Don't think that this will always get you off though - it comes down to the order of the tickets. If a police officer pulls you over and gives you a fine - and then you speed off and get snapped by a speed camera just up the road, then the "too close together" excuse probably won't do you much good. If you're snapped by a speed camera though, and you get ticketed again only a few metres away, before you even know you've got a fine, then we think you've got a fair point.
Cashback - What Cashback?
Reporter: Hannah Wallis
Fair Go has had a lot of complaints about cashback deals on computers and printers - this is where, say, a computer manufacturing company offers a $1300 computer with $200 cash back.
But the cash offer isn't immediate - you have to apply for the money through an Aussie-based marketing and promotions company, and it's been taking weeks, even months for consumers to get their money back, and often only after lots of emails and phonecalls. One of our complainants was told her paperwork had gone missing, and when she re-sent it, she was told she was too late; the promotion was over, no cashback.
Fair Go contacted the retailers involved, Warehouse Stationery and Noel Leeming - both said if the customers were really getting no joy chasing up their cashback with the computer company, the retailers would step in to try and sort things out.
The computer company involved, Hewlett Packard, says it might take up to 75 days for the cashback but that should be the maximum time - and its re-jigging the system to try to speed things up. Its Aussie-based marketing and promotions company, Chemistri Marketing, says 75 days would be unusual, but can happen if the customer doesn't send all the info, or there's some other processing delay at their end. Our complainants say the problem's definitely at the receiving end.
We've had cashback complaints involving other retailers - Harvey Norman, Dick Smith, Office Spot - and other manufacturers - like Acer and Toshiba. We're chasing those complaints up too.

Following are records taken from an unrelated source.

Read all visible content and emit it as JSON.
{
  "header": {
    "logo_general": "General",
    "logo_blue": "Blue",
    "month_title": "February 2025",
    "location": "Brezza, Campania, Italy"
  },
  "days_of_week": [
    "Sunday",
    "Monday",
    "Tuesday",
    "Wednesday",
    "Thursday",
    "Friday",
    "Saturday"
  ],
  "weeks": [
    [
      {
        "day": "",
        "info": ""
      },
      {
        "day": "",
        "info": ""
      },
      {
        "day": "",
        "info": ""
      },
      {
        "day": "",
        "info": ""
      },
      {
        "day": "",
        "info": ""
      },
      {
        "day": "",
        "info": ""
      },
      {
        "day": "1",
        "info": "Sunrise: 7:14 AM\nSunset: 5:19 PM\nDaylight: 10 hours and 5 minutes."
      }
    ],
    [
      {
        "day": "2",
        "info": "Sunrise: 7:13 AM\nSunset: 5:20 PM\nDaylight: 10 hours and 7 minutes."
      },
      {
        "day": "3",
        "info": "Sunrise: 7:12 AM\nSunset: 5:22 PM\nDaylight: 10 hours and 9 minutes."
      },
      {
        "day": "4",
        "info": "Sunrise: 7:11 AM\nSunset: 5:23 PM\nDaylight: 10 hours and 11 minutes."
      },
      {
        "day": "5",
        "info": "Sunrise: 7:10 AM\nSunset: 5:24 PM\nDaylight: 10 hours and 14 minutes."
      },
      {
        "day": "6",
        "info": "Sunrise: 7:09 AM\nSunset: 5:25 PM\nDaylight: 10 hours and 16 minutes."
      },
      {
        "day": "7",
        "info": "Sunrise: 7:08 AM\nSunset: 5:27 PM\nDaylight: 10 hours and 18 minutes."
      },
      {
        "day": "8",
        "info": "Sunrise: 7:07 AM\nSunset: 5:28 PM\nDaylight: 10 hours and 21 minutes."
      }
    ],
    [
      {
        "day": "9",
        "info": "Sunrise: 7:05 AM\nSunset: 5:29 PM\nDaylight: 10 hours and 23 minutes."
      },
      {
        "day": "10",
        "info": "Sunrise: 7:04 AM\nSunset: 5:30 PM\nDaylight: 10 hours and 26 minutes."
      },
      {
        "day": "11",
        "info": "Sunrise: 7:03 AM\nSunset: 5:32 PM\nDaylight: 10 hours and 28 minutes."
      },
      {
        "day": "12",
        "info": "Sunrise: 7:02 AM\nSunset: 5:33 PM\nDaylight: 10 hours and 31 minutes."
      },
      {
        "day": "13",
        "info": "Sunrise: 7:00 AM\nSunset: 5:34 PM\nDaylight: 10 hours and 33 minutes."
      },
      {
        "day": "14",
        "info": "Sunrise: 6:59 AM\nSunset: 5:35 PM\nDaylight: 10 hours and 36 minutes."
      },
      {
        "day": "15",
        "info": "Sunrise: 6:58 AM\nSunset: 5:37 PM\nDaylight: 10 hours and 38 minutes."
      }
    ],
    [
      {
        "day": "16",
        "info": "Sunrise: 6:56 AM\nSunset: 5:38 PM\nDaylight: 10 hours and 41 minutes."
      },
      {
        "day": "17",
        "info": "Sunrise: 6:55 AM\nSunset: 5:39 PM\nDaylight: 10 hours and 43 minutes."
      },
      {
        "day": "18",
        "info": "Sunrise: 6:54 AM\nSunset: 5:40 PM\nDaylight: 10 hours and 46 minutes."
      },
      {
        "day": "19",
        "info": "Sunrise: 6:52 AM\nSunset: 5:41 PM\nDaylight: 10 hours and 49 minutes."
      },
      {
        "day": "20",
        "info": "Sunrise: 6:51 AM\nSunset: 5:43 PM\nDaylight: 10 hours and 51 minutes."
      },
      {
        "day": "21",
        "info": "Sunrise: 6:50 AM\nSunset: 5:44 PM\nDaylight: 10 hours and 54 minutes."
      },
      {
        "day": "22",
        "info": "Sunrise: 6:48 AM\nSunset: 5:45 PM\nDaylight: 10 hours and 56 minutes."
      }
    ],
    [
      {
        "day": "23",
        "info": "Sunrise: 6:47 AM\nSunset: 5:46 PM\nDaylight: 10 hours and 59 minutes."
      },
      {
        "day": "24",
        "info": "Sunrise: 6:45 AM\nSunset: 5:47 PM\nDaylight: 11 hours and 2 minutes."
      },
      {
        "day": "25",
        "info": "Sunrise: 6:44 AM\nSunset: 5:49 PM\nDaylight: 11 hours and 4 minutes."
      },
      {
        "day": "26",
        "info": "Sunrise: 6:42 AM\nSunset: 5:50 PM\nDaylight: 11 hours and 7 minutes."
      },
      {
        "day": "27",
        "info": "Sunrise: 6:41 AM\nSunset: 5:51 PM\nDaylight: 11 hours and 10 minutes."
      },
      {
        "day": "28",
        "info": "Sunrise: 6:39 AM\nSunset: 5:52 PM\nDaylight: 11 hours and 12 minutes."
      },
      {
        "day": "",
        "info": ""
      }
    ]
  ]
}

Fair Go says 75 days or more is a ridiculous length of time to wait. We'd say be very careful with cashback - be sure you know how long it'll take to get your money - before you buy the goods. From what you're telling us, some of the retailers could do a much better job of warning customers about the time delays, and the Commerce Commission also warns retailers that they have a responsibility to make sure their customers get the cashbacks.
Reporter: Phil Vine
If you're thinking of getting some lucky person a watch for Christmas then pay close attention. That is, if you want to get something they can go swimming in.
A lot of watches these days have "water resistant" written on them, often followed by a number of metres: 30m, 50m etc.
Judging by a little poll that Fair Go carried out the vast majority of people thought that meant you could go swimming in water resistant watches. And if it said water resistant to 30 metres they thought you could go swimming to a depth of 30 metres. Wrong.
According to international standards both of these types of watches will potentially let in water if you take them swimming. If you want to wear a watch while swimming you have to go for water resistant 50, 100, or 200 metres.
It all sounds rather misleading but there is a science behind it. A water resistant 30 metre watch refers to the static pressure that exists at 30 metres underwater. So if you carefully lowered it down 30 metres and brought it back up the seal would be fine. It's just that once you start moving it around, even when you're swimming at the surface of the water - incredibly - the pressure on the watch is far greater than if it's still at 30 metres down.
Phil put Gordon's watch to the test and it survived. But given the number of watches that keep ending up in the repair shop Fair Go reckons that watch companies should do something about this potentially confusing labelling.